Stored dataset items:
┄┄┄┄┄┄┄┄┄┄┄┄┄┄┄┄┄┄┄┄

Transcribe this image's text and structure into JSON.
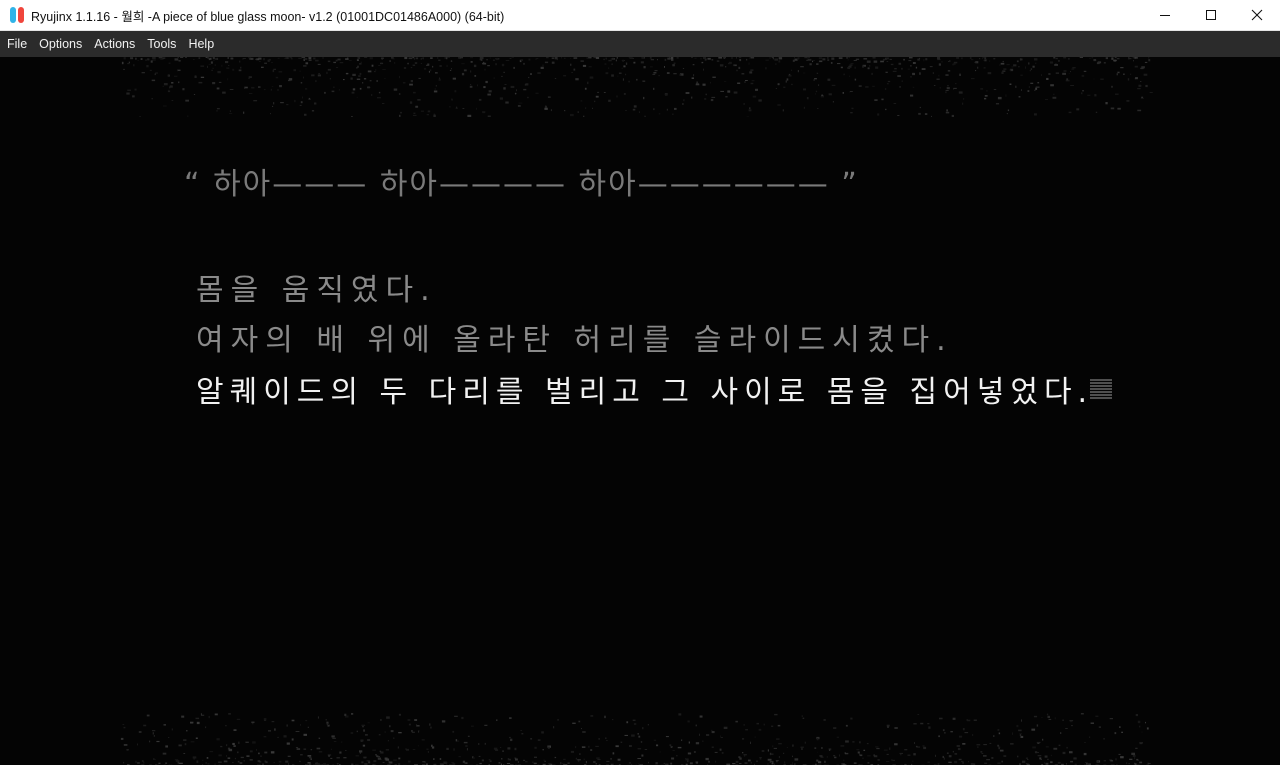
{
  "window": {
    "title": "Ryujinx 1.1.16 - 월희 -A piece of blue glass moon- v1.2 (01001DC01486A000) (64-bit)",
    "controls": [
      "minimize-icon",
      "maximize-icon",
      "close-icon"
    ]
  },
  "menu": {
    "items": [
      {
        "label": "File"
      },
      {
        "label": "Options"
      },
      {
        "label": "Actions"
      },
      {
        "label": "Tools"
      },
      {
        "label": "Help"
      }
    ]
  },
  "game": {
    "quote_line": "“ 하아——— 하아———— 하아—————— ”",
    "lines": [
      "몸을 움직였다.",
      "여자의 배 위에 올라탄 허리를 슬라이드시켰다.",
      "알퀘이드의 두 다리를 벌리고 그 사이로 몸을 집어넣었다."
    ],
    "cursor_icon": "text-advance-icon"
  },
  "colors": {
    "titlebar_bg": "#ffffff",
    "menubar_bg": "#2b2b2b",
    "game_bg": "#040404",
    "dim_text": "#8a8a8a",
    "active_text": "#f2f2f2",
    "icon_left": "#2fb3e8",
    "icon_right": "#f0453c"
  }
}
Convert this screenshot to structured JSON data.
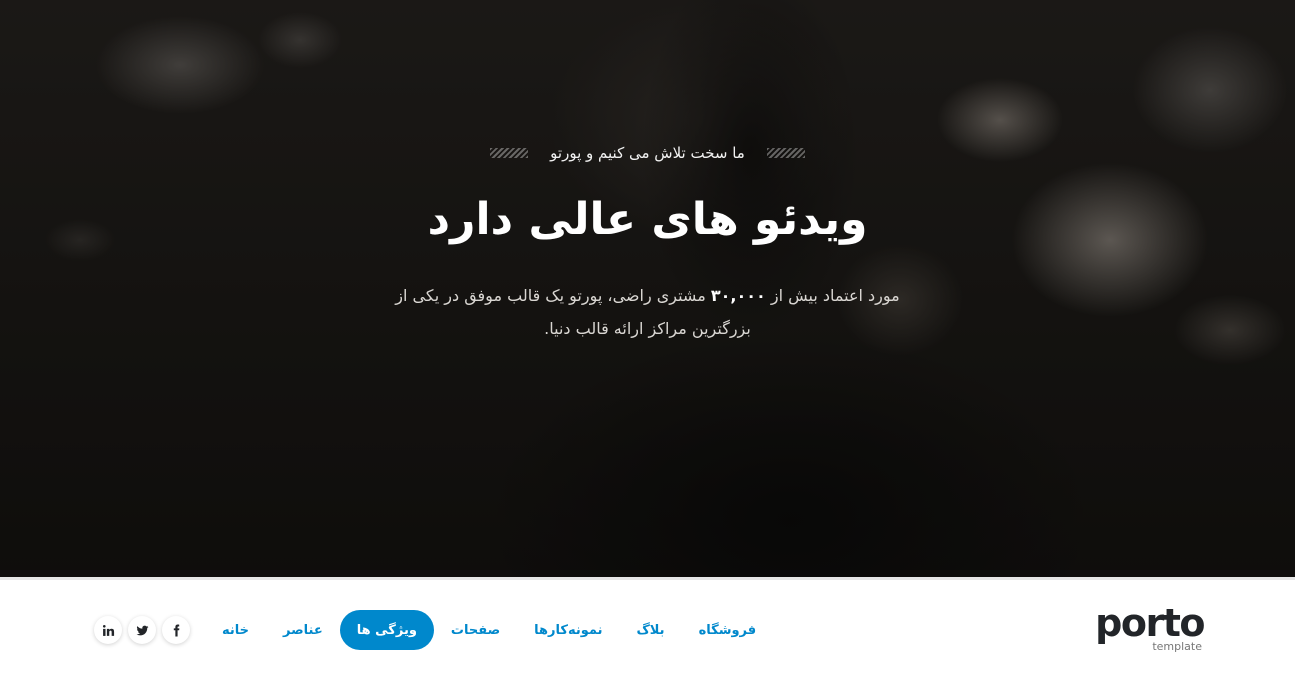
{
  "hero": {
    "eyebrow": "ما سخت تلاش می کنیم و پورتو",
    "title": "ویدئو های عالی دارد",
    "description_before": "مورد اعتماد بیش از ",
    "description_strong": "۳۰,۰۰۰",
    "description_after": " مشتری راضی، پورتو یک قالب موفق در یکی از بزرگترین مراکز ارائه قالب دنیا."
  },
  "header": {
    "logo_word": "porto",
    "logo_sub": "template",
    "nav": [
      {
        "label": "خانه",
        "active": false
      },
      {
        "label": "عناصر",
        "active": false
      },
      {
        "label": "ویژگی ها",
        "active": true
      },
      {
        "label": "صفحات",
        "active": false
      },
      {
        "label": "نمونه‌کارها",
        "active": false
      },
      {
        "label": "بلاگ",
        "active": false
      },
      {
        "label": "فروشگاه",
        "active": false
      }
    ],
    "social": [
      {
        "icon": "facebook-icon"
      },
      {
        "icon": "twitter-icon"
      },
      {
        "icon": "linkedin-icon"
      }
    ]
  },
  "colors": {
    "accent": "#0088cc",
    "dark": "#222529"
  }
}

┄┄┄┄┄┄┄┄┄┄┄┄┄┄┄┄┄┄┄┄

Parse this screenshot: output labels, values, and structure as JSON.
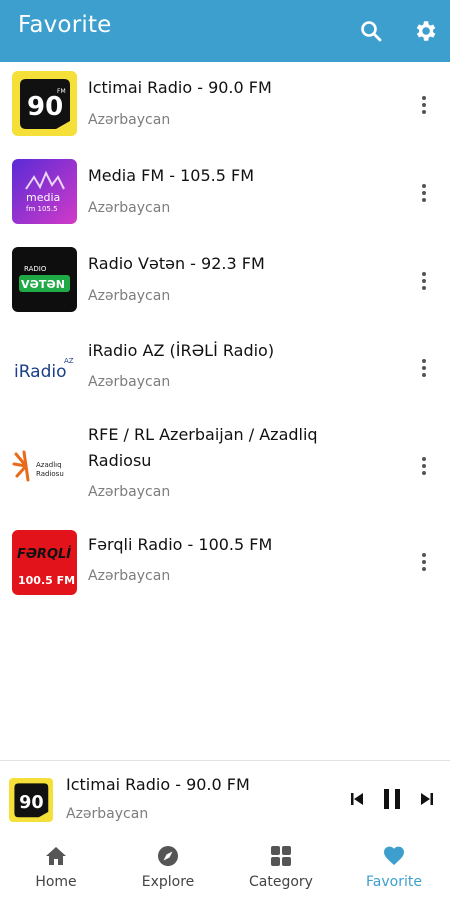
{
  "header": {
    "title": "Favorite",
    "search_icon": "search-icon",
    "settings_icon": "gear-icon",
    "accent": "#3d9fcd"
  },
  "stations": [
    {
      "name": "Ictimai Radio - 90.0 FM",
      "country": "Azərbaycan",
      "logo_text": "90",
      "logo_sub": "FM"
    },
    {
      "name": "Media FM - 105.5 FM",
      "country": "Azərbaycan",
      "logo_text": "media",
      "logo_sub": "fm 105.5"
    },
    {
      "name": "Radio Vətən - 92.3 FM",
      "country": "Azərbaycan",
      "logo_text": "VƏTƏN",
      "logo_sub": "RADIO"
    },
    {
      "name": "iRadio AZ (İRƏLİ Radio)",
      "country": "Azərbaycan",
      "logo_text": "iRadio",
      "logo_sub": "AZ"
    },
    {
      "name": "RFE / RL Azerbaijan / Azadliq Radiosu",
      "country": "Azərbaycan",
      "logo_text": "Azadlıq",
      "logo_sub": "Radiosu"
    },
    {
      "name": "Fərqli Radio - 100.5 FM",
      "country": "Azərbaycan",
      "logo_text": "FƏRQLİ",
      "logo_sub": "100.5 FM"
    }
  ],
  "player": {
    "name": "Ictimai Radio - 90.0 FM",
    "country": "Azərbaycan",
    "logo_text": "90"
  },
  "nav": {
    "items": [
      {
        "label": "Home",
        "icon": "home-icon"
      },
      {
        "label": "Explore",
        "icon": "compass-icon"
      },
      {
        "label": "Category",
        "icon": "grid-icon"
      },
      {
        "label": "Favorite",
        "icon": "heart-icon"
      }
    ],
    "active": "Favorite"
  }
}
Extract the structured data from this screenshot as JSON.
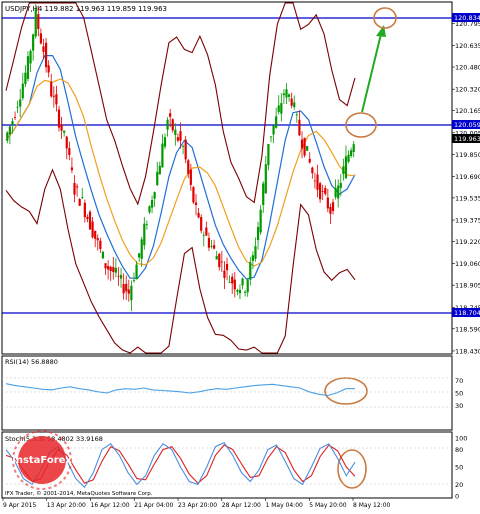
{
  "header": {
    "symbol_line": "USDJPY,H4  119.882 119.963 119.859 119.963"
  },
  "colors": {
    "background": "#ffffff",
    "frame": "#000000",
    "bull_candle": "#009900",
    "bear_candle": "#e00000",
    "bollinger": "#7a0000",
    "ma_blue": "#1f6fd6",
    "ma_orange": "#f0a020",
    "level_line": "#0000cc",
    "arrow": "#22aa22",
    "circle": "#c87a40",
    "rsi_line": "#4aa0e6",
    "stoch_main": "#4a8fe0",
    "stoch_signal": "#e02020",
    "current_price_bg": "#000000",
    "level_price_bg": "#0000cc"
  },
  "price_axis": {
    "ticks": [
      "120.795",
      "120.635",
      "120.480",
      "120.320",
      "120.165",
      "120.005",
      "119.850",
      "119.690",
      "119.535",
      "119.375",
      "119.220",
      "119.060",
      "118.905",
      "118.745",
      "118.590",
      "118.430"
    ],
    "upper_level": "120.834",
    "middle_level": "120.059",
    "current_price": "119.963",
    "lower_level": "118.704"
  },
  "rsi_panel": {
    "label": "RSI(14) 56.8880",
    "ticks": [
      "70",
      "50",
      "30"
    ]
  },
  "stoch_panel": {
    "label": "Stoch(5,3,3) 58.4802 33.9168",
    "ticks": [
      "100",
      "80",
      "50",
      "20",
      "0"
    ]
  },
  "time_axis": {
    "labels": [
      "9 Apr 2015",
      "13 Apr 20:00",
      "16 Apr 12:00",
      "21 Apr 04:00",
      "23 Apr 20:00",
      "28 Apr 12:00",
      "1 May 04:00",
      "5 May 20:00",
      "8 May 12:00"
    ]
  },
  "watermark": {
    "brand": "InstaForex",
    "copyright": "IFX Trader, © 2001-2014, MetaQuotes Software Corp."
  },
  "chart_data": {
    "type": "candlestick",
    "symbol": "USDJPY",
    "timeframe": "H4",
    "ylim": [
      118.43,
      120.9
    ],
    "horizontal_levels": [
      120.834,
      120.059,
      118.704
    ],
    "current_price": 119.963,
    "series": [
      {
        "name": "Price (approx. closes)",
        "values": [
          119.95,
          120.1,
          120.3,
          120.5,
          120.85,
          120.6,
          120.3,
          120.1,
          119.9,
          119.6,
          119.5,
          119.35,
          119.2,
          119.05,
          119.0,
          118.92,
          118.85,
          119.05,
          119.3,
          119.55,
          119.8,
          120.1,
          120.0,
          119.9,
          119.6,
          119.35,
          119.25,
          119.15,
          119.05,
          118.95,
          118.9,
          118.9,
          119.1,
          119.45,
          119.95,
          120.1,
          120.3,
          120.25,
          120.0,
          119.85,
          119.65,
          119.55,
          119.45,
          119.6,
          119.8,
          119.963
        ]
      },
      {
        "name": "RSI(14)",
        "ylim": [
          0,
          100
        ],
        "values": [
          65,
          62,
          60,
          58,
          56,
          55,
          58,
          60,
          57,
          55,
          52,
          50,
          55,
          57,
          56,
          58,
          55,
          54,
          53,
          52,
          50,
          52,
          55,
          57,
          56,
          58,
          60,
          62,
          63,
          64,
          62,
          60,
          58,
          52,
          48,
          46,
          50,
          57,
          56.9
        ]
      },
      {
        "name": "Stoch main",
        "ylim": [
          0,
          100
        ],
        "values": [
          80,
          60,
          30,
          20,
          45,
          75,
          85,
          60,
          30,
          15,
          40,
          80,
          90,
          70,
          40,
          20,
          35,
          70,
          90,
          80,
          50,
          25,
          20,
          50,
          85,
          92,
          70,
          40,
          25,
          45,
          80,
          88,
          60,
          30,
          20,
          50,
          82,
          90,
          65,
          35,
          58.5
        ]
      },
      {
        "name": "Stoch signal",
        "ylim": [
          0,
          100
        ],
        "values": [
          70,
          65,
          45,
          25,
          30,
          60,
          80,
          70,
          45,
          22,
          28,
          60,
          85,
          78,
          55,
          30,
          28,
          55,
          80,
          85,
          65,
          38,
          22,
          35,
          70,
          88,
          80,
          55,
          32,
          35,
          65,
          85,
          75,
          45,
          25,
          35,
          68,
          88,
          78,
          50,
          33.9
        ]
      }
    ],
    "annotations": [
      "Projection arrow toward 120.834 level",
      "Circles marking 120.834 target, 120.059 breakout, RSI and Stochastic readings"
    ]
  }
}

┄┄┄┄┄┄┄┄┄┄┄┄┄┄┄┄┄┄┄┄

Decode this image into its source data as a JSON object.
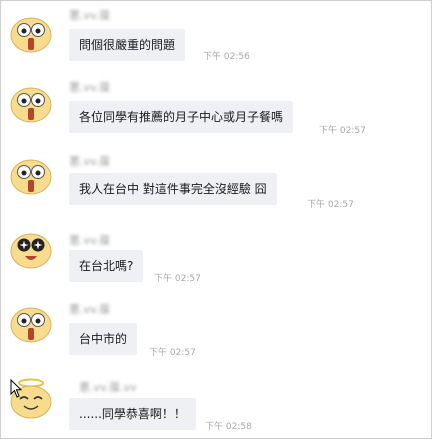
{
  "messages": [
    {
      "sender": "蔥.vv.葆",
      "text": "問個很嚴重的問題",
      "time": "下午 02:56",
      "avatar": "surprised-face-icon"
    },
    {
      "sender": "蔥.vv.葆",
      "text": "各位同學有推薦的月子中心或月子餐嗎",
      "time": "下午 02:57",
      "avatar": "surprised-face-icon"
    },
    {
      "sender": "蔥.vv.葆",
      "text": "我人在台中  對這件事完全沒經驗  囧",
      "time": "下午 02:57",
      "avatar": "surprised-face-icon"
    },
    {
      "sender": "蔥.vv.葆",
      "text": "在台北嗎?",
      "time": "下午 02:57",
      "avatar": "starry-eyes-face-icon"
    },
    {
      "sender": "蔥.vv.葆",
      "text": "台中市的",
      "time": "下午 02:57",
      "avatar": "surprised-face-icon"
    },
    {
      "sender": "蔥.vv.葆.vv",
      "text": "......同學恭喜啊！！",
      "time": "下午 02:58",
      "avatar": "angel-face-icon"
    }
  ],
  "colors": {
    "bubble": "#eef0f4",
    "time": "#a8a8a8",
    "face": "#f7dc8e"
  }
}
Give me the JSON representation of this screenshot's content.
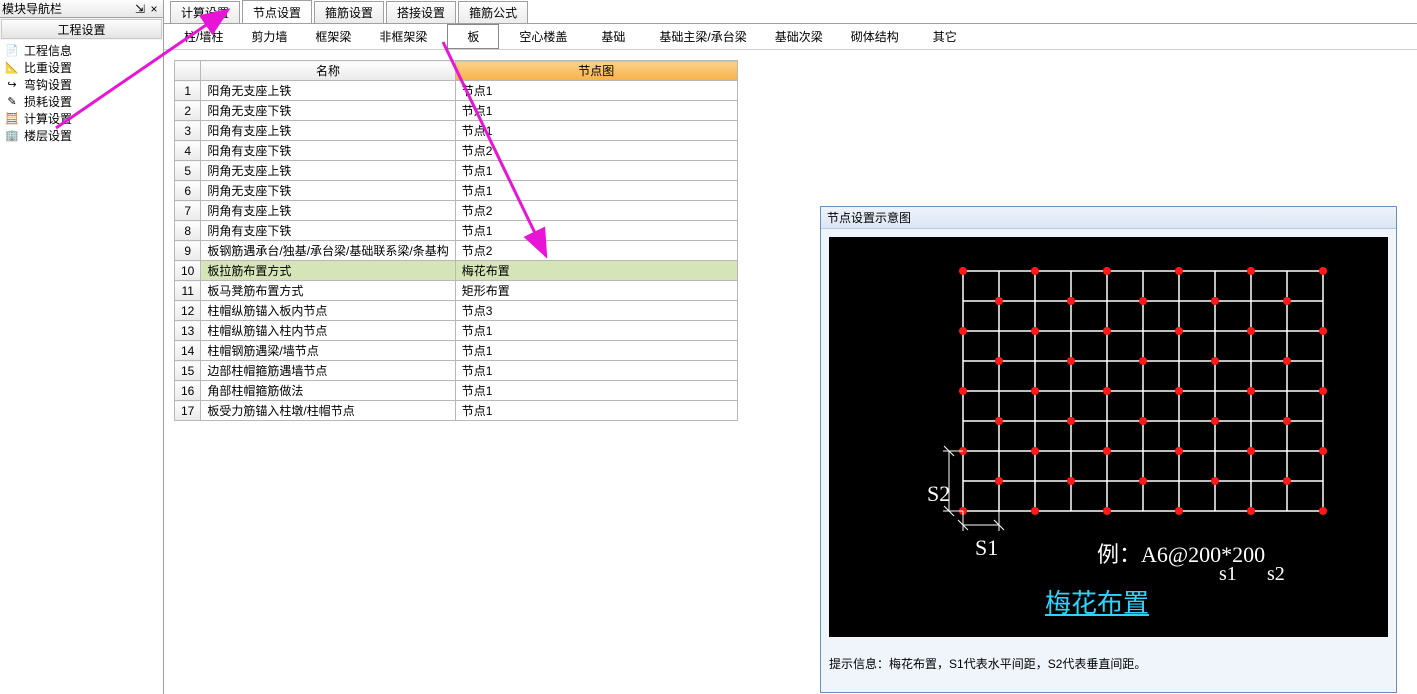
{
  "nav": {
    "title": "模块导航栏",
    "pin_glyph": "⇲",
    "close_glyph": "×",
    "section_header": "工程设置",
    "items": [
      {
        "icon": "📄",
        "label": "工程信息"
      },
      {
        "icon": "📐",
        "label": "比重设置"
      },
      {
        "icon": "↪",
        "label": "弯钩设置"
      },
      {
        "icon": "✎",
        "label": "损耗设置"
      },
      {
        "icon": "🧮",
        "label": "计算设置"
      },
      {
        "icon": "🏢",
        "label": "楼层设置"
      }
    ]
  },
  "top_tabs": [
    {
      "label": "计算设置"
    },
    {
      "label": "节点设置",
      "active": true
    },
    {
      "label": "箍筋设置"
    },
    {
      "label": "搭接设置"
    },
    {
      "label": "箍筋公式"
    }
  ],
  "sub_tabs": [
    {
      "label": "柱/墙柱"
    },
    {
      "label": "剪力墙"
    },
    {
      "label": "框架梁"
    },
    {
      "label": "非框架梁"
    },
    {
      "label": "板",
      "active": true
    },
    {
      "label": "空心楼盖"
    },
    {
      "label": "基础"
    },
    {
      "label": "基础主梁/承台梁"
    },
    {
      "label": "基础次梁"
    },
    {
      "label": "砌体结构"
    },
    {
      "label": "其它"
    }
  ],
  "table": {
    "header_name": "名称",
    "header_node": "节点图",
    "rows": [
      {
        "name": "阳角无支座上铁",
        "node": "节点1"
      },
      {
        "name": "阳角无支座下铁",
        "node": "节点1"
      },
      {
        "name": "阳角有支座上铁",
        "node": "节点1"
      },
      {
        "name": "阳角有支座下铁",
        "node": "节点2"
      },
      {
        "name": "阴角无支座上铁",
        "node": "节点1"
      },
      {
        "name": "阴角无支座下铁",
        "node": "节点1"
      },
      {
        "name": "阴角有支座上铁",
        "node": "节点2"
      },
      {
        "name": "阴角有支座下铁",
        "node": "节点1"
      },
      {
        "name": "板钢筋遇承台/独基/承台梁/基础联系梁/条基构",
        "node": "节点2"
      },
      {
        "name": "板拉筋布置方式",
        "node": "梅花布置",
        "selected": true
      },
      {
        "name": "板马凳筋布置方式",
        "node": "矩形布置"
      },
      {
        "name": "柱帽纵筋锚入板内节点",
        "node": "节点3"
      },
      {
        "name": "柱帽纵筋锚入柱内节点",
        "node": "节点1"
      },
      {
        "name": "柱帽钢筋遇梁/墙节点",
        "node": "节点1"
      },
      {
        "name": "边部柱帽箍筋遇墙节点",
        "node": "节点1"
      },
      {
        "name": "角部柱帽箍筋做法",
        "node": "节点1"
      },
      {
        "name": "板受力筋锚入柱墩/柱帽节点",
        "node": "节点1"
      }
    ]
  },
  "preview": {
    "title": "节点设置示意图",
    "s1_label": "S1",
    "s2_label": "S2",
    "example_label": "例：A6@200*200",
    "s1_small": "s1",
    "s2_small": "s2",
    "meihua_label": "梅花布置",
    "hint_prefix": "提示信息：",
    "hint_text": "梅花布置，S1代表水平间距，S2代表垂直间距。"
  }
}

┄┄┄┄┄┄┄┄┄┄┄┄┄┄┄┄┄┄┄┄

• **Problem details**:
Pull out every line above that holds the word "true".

• **Solved problem**:
        "active": true
      "active": true
      "active": true
        "selected": true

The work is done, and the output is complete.